◆ **EXERCISE**: When duplicating the records beneath this instruction, omit every picture and keep all else exact.

(Items from a dataset)
########################################
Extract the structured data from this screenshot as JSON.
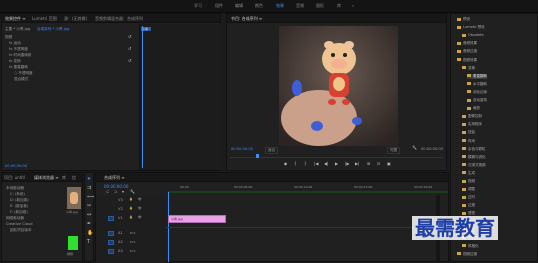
{
  "workspaces": [
    "学习",
    "组件",
    "编辑",
    "颜色",
    "效果",
    "音频",
    "图形",
    "库"
  ],
  "workspace_active": 4,
  "effect_controls": {
    "tabs": [
      "效果控件 ≡",
      "Lumetri 范围",
      "源：(无剪辑)",
      "音频剪辑混合器：合成序列"
    ],
    "clip_label": "主要 * 小青.jpg",
    "seq_label": "合成序列 * 小青.jpg",
    "sections": [
      "视频",
      "fx  运动",
      "fx  不透明度",
      "fx  时间重映射",
      "fx  变换",
      "fx  垂直翻转"
    ],
    "opacity_label": "○ 不透明度",
    "blend_label": "混合模式",
    "timecode": "00:00:00:00"
  },
  "program_monitor": {
    "tab": "节目: 合成序列 ≡",
    "timecode_left": "00:00:00:00",
    "fit": "适合",
    "quality": "完整",
    "timecode_right": "00:00:00:00",
    "controls": [
      "◆",
      "{",
      "}",
      "|◀",
      "◀|",
      "▶",
      "|▶",
      "▶|",
      "⊞",
      "⊡",
      "▣"
    ]
  },
  "effects_panel": {
    "items": [
      {
        "label": "预设",
        "indent": 0
      },
      {
        "label": "Lumetri 预设",
        "indent": 0
      },
      {
        "label": "Obsolete",
        "indent": 1
      },
      {
        "label": "音频效果",
        "indent": 0
      },
      {
        "label": "音频过渡",
        "indent": 0
      },
      {
        "label": "视频效果",
        "indent": 0
      },
      {
        "label": "变换",
        "indent": 1
      },
      {
        "label": "垂直翻转",
        "indent": 2,
        "selected": true
      },
      {
        "label": "水平翻转",
        "indent": 2
      },
      {
        "label": "羽化边缘",
        "indent": 2
      },
      {
        "label": "自动重构",
        "indent": 2
      },
      {
        "label": "裁剪",
        "indent": 2
      },
      {
        "label": "图像控制",
        "indent": 1
      },
      {
        "label": "实用程序",
        "indent": 1
      },
      {
        "label": "扭曲",
        "indent": 1
      },
      {
        "label": "时间",
        "indent": 1
      },
      {
        "label": "杂色与颗粒",
        "indent": 1
      },
      {
        "label": "模糊与锐化",
        "indent": 1
      },
      {
        "label": "沉浸式视频",
        "indent": 1
      },
      {
        "label": "生成",
        "indent": 1
      },
      {
        "label": "视频",
        "indent": 1
      },
      {
        "label": "调整",
        "indent": 1
      },
      {
        "label": "过时",
        "indent": 1
      },
      {
        "label": "过渡",
        "indent": 1
      },
      {
        "label": "透视",
        "indent": 1
      },
      {
        "label": "通道",
        "indent": 1
      },
      {
        "label": "键控",
        "indent": 1
      },
      {
        "label": "颜色校正",
        "indent": 1
      },
      {
        "label": "风格化",
        "indent": 1
      },
      {
        "label": "视频过渡",
        "indent": 0
      }
    ]
  },
  "project_panel": {
    "tabs": [
      "项目: untitl",
      "媒体浏览器 ≡",
      "库",
      "信"
    ],
    "tree": [
      "本地驱动器",
      "C: (系统)",
      "D: (新加卷)",
      "E: (新加卷)",
      "F: (新加卷)",
      "网络驱动器",
      "Creative Cloud",
      "团队项目版本"
    ],
    "thumb_labels": [
      "小青.jpg",
      "绿幕"
    ]
  },
  "timeline": {
    "tab": "合成序列 ≡",
    "timecode": "00:00:00:00",
    "track_labels": [
      "V3",
      "V2",
      "V1",
      "A1",
      "A2",
      "A3"
    ],
    "clip_label": "小青.jpg",
    "ruler": [
      "00:00",
      "00:00:05:00",
      "00:00:10:00",
      "00:00:15:00",
      "00:00:20:00"
    ]
  },
  "watermark": "最需教育",
  "colors": {
    "accent": "#3d8df5",
    "clip": "#e8a0e8",
    "folder": "#c9a449"
  }
}
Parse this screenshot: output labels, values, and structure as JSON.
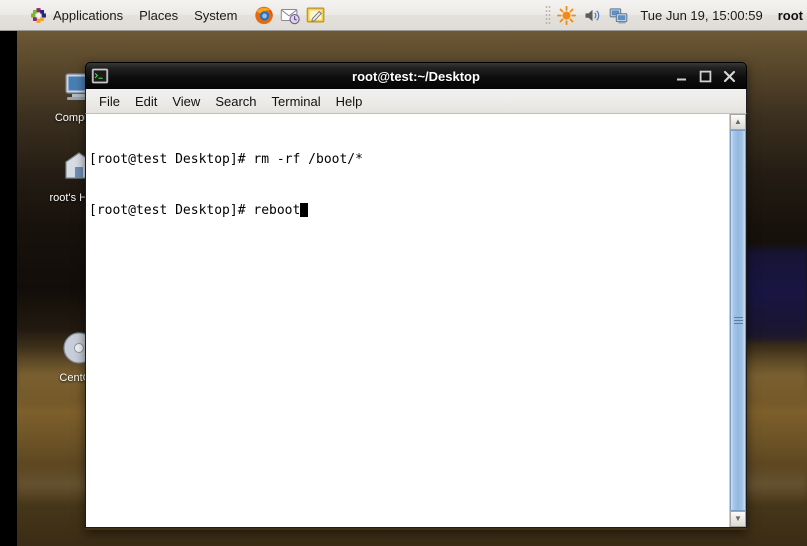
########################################
◆ **EXERCISE RESULT**:
Extract the structured data from this screenshot as JSON.
{
  "workspaces": [
    "学习",
    "组件",
    "编辑",
    "颜色",
    "效果",
    "音频",
    "图形",
    "库"
  ],
  "workspace_active": 4,
  "effect_controls": {
    "tabs": [
      "效果控件 ≡",
      "Lumetri 范围",
      "源：(无剪辑)",
      "音频剪辑混合器：合成序列"
    ],
    "clip_label": "主要 * 小青.jpg",
    "seq_label": "合成序列 * 小青.jpg",
    "sections": [
      "视频",
      "fx  运动",
      "fx  不透明度",
      "fx  时间重映射",
      "fx  变换",
      "fx  垂直翻转"
    ],
    "opacity_label": "○ 不透明度",
    "blend_label": "混合模式",
    "timecode": "00:00:00:00"
  },
  "program_monitor": {
    "tab": "节目: 合成序列 ≡",
    "timecode_left": "00:00:00:00",
    "fit": "适合",
    "quality": "完整",
    "timecode_right": "00:00:00:00",
    "controls": [
      "◆",
      "{",
      "}",
      "|◀",
      "◀|",
      "▶",
      "|▶",
      "▶|",
      "⊞",
      "⊡",
      "▣"
    ]
  },
  "effects_panel": {
    "items": [
      {
        "label": "预设",
        "indent": 0
      },
      {
        "label": "Lumetri 预设",
        "indent": 0
      },
      {
        "label": "Obsolete",
        "indent": 1
      },
      {
        "label": "音频效果",
        "indent": 0
      },
      {
        "label": "音频过渡",
        "indent": 0
      },
      {
        "label": "视频效果",
        "indent": 0
      },
      {
        "label": "变换",
        "indent": 1
      },
      {
        "label": "垂直翻转",
        "indent": 2,
        "selected": true
      },
      {
        "label": "水平翻转",
        "indent": 2
      },
      {
        "label": "羽化边缘",
        "indent": 2
      },
      {
        "label": "自动重构",
        "indent": 2
      },
      {
        "label": "裁剪",
        "indent": 2
      },
      {
        "label": "图像控制",
        "indent": 1
      },
      {
        "label": "实用程序",
        "indent": 1
      },
      {
        "label": "扭曲",
        "indent": 1
      },
      {
        "label": "时间",
        "indent": 1
      },
      {
        "label": "杂色与颗粒",
        "indent": 1
      },
      {
        "label": "模糊与锐化",
        "indent": 1
      },
      {
        "label": "沉浸式视频",
        "indent": 1
      },
      {
        "label": "生成",
        "indent": 1
      },
      {
        "label": "视频",
        "indent": 1
      },
      {
        "label": "调整",
        "indent": 1
      },
      {
        "label": "过时",
        "indent": 1
      },
      {
        "label": "过渡",
        "indent": 1
      },
      {
        "label": "透视",
        "indent": 1
      },
      {
        "label": "通道",
        "indent": 1
      },
      {
        "label": "键控",
        "indent": 1
      },
      {
        "label": "颜色校正",
        "indent": 1
      },
      {
        "label": "风格化",
        "indent": 1
      },
      {
        "label": "视频过渡",
        "indent": 0
      }
    ]
  },
  "project_panel": {
    "tabs": [
      "项目: untitl",
      "媒体浏览器 ≡",
      "库",
      "信"
    ],
    "tree": [
      "本地驱动器",
      "C: (系统)",
      "D: (新加卷)",
      "E: (新加卷)",
      "F: (新加卷)",
      "网络驱动器",
      "Creative Cloud",
      "团队项目版本"
    ],
    "thumb_labels": [
      "小青.jpg",
      "绿幕"
    ]
  },
  "timeline": {
    "tab": "合成序列 ≡",
    "timecode": "00:00:00:00",
    "track_labels": [
      "V3",
      "V2",
      "V1",
      "A1",
      "A2",
      "A3"
    ],
    "clip_label": "小青.jpg",
    "ruler": [
      "00:00",
      "00:00:05:00",
      "00:00:10:00",
      "00:00:15:00",
      "00:00:20:00"
    ]
  },
  "watermark": "最需教育",
  "colors": {
    "accent": "#3d8df5",
    "clip": "#e8a0e8",
    "folder": "#c9a449"
  }
}
Parse this screenshot: output labels, values, and structure as JSON.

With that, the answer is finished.